It is impossible to say when the first kosher restaurant appeared in the United States. Jews were among the earliest settlers and it’s likely they established restaurants at the same rate as other ethnic groups, so there may have been inns and taverns following Jewish dietary laws as early as the 17th century. (Of course not all Jewish-run restaurants kept kosher.) By the 1860s, nearly a million Jews lived in Brooklyn and New York City. At least 50 restaurants catered to them particularly, though patronage included non-Jews as well. Among the restaurants chartered to operate at the Centennial in Philadelphia in 1876 was The Hebrew Restaurant run by a Charles Collman of Philadelphia.
Although New York’s lower East Side Jewish population included Austrians, Russians, Poles and Lithuanians in the 1880s, Rumanians kept many of the restaurants there. By 1901, the American Jewish Year Book estimated that there were at least “one hundred and fifty restaurants, two hundred wine-cellars, with lunch rooms attached, and about thirty coffee-houses kept by Rumanian Jews.” Late into the night their patrons would engage in passionate discussions of politics and the arts and the names Marx, Tolstoy, and Ibsen were sure to be heard.

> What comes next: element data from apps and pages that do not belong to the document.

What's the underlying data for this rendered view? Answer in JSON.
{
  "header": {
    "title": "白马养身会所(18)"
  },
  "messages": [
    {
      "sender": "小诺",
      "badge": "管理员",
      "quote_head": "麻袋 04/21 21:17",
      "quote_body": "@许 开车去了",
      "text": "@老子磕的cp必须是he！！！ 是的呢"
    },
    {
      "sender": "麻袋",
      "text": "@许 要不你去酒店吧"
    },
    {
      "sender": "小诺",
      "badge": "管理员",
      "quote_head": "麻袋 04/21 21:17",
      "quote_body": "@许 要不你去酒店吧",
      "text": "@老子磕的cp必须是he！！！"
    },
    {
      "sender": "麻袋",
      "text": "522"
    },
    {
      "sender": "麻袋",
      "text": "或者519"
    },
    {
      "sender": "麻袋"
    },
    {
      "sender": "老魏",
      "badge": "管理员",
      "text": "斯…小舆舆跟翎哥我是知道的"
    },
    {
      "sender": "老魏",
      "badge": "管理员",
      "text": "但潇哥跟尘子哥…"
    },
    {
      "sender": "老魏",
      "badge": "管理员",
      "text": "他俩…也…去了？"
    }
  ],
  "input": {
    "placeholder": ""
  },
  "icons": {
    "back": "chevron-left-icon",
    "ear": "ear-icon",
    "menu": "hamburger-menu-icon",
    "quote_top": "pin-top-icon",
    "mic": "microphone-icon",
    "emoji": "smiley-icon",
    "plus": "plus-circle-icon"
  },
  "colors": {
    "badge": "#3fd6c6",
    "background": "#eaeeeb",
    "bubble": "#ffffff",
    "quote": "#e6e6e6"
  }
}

New York was the largest center of Jewish life, but not the only one. All cities had their Jewish enclaves and cafés. In 1901 in Pittsburgh, the Hotel Sablodowsky ran a kosher delicatessen where they served “Everything Fresh, Imported and Clean. Smoked Tongue, Cured Beef, Summer Sausage, Servelot, Imported Cheeses of all kinds. Holland Herrings, Pickles, Olives, Etc.” In McKeesport, Pennsylvania, Max Schwartz’s Café Liberty provided “Strictly Kosher Meals.” Restaurants in Chicago’s Jewish neighborhoods around 1908 reportedly served a dish known as “Jewish chop suey” containing various vegetables, spices, and sour cream.

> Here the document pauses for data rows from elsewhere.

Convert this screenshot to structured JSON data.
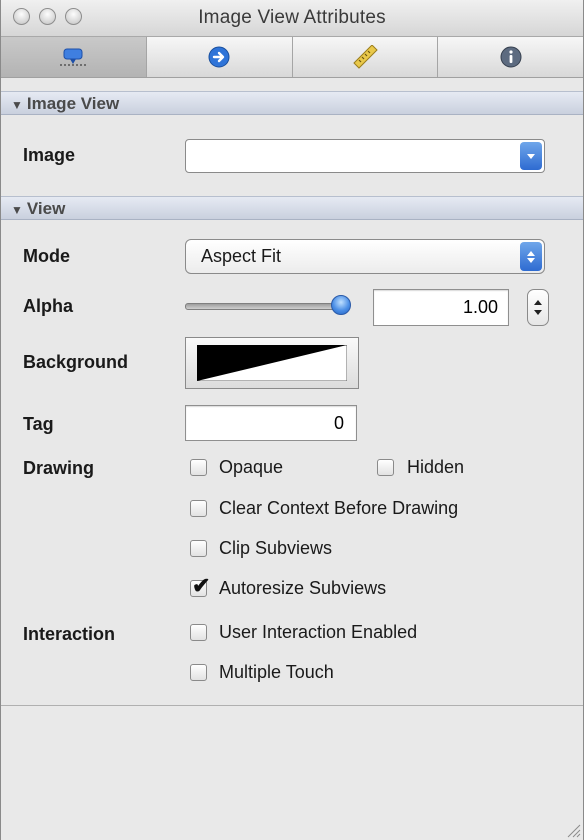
{
  "window": {
    "title": "Image View Attributes"
  },
  "tabs": [
    {
      "icon": "identity-icon",
      "selected": true
    },
    {
      "icon": "connections-icon",
      "selected": false
    },
    {
      "icon": "size-ruler-icon",
      "selected": false
    },
    {
      "icon": "info-icon",
      "selected": false
    }
  ],
  "image_view_section": {
    "header": "Image View",
    "image_label": "Image",
    "image_value": ""
  },
  "view_section": {
    "header": "View",
    "mode_label": "Mode",
    "mode_value": "Aspect Fit",
    "alpha_label": "Alpha",
    "alpha_value": "1.00",
    "alpha_fraction": 1.0,
    "background_label": "Background",
    "tag_label": "Tag",
    "tag_value": "0",
    "drawing_label": "Drawing",
    "drawing_options": [
      {
        "label": "Opaque",
        "checked": false
      },
      {
        "label": "Hidden",
        "checked": false
      },
      {
        "label": "Clear Context Before Drawing",
        "checked": false
      },
      {
        "label": "Clip Subviews",
        "checked": false
      },
      {
        "label": "Autoresize Subviews",
        "checked": true
      }
    ],
    "interaction_label": "Interaction",
    "interaction_options": [
      {
        "label": "User Interaction Enabled",
        "checked": false
      },
      {
        "label": "Multiple Touch",
        "checked": false
      }
    ]
  },
  "colors": {
    "header_bg": "#cdd4e2",
    "accent_blue": "#3f7fe0"
  }
}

Notable and well-known historic Jewish restaurants are too numerous to list, but a few striking examples include the NY kosher restaurant on West 35th kept by Hyman Trotzky, brother of Leon*; Reuben’s, grown into a celebrity haunt from, in Arnold Reuben’s own words, a “shtoonky delicatessen store;” Chicago’s Gold’s; and Al Levy’s in Los Angeles.

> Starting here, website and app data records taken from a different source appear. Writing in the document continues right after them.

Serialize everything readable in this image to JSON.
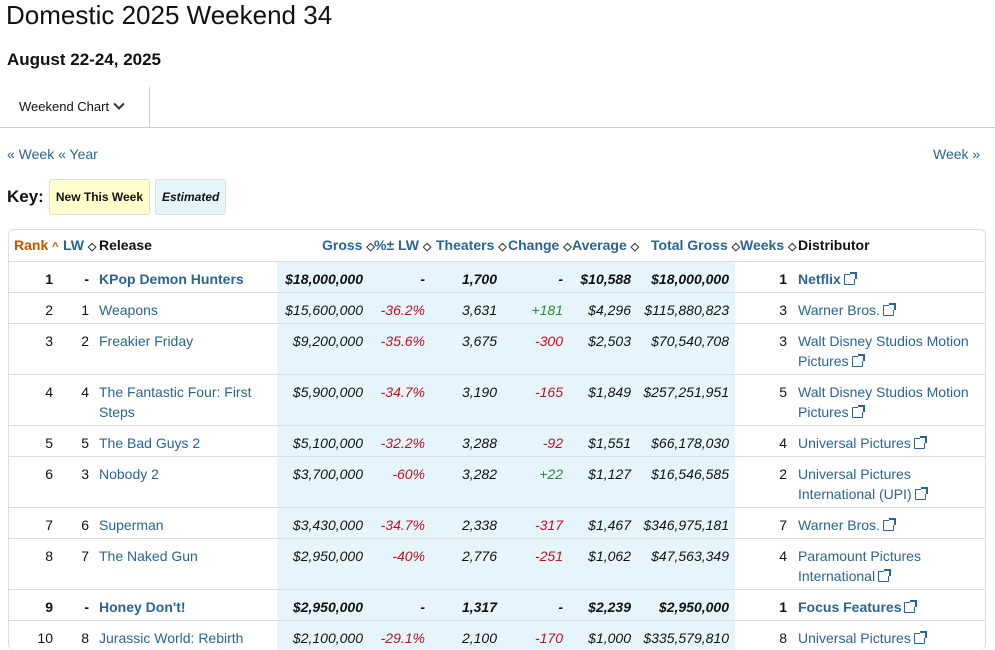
{
  "page": {
    "title": "Domestic 2025 Weekend 34",
    "subtitle": "August 22-24, 2025",
    "tab_label": "Weekend Chart",
    "nav_prev_week": "« Week",
    "nav_prev_year": "« Year",
    "nav_next_week": "Week »",
    "key_label": "Key:",
    "key_new": "New This Week",
    "key_estimated": "Estimated"
  },
  "columns": {
    "rank": "Rank",
    "lw": "LW",
    "release": "Release",
    "gross": "Gross",
    "pct_lw": "%± LW",
    "theaters": "Theaters",
    "change": "Change",
    "average": "Average",
    "total_gross": "Total Gross",
    "weeks": "Weeks",
    "distributor": "Distributor"
  },
  "rows": [
    {
      "rank": "1",
      "lw": "-",
      "release": "KPop Demon Hunters",
      "gross": "$18,000,000",
      "pct": "-",
      "theaters": "1,700",
      "change": "-",
      "average": "$10,588",
      "total": "$18,000,000",
      "weeks": "1",
      "distributor": "Netflix",
      "new": true
    },
    {
      "rank": "2",
      "lw": "1",
      "release": "Weapons",
      "gross": "$15,600,000",
      "pct": "-36.2%",
      "theaters": "3,631",
      "change": "+181",
      "average": "$4,296",
      "total": "$115,880,823",
      "weeks": "3",
      "distributor": "Warner Bros.",
      "new": false
    },
    {
      "rank": "3",
      "lw": "2",
      "release": "Freakier Friday",
      "gross": "$9,200,000",
      "pct": "-35.6%",
      "theaters": "3,675",
      "change": "-300",
      "average": "$2,503",
      "total": "$70,540,708",
      "weeks": "3",
      "distributor": "Walt Disney Studios Motion Pictures",
      "new": false
    },
    {
      "rank": "4",
      "lw": "4",
      "release": "The Fantastic Four: First Steps",
      "gross": "$5,900,000",
      "pct": "-34.7%",
      "theaters": "3,190",
      "change": "-165",
      "average": "$1,849",
      "total": "$257,251,951",
      "weeks": "5",
      "distributor": "Walt Disney Studios Motion Pictures",
      "new": false
    },
    {
      "rank": "5",
      "lw": "5",
      "release": "The Bad Guys 2",
      "gross": "$5,100,000",
      "pct": "-32.2%",
      "theaters": "3,288",
      "change": "-92",
      "average": "$1,551",
      "total": "$66,178,030",
      "weeks": "4",
      "distributor": "Universal Pictures",
      "new": false
    },
    {
      "rank": "6",
      "lw": "3",
      "release": "Nobody 2",
      "gross": "$3,700,000",
      "pct": "-60%",
      "theaters": "3,282",
      "change": "+22",
      "average": "$1,127",
      "total": "$16,546,585",
      "weeks": "2",
      "distributor": "Universal Pictures International (UPI)",
      "new": false
    },
    {
      "rank": "7",
      "lw": "6",
      "release": "Superman",
      "gross": "$3,430,000",
      "pct": "-34.7%",
      "theaters": "2,338",
      "change": "-317",
      "average": "$1,467",
      "total": "$346,975,181",
      "weeks": "7",
      "distributor": "Warner Bros.",
      "new": false
    },
    {
      "rank": "8",
      "lw": "7",
      "release": "The Naked Gun",
      "gross": "$2,950,000",
      "pct": "-40%",
      "theaters": "2,776",
      "change": "-251",
      "average": "$1,062",
      "total": "$47,563,349",
      "weeks": "4",
      "distributor": "Paramount Pictures International",
      "new": false
    },
    {
      "rank": "9",
      "lw": "-",
      "release": "Honey Don't!",
      "gross": "$2,950,000",
      "pct": "-",
      "theaters": "1,317",
      "change": "-",
      "average": "$2,239",
      "total": "$2,950,000",
      "weeks": "1",
      "distributor": "Focus Features",
      "new": true
    },
    {
      "rank": "10",
      "lw": "8",
      "release": "Jurassic World: Rebirth",
      "gross": "$2,100,000",
      "pct": "-29.1%",
      "theaters": "2,100",
      "change": "-170",
      "average": "$1,000",
      "total": "$335,579,810",
      "weeks": "8",
      "distributor": "Universal Pictures",
      "new": false
    }
  ],
  "colors": {
    "link": "#2a6496",
    "negative": "#c0101f",
    "positive": "#2e8b2e",
    "highlight": "#e6f5fb",
    "new_bg": "#ffffcc",
    "sorted_col": "#c45500"
  }
}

* Was Hyman really Leon’s brother? My source said yes, but a reader’s research casts this in doubt.
© Jan Whitaker, 2008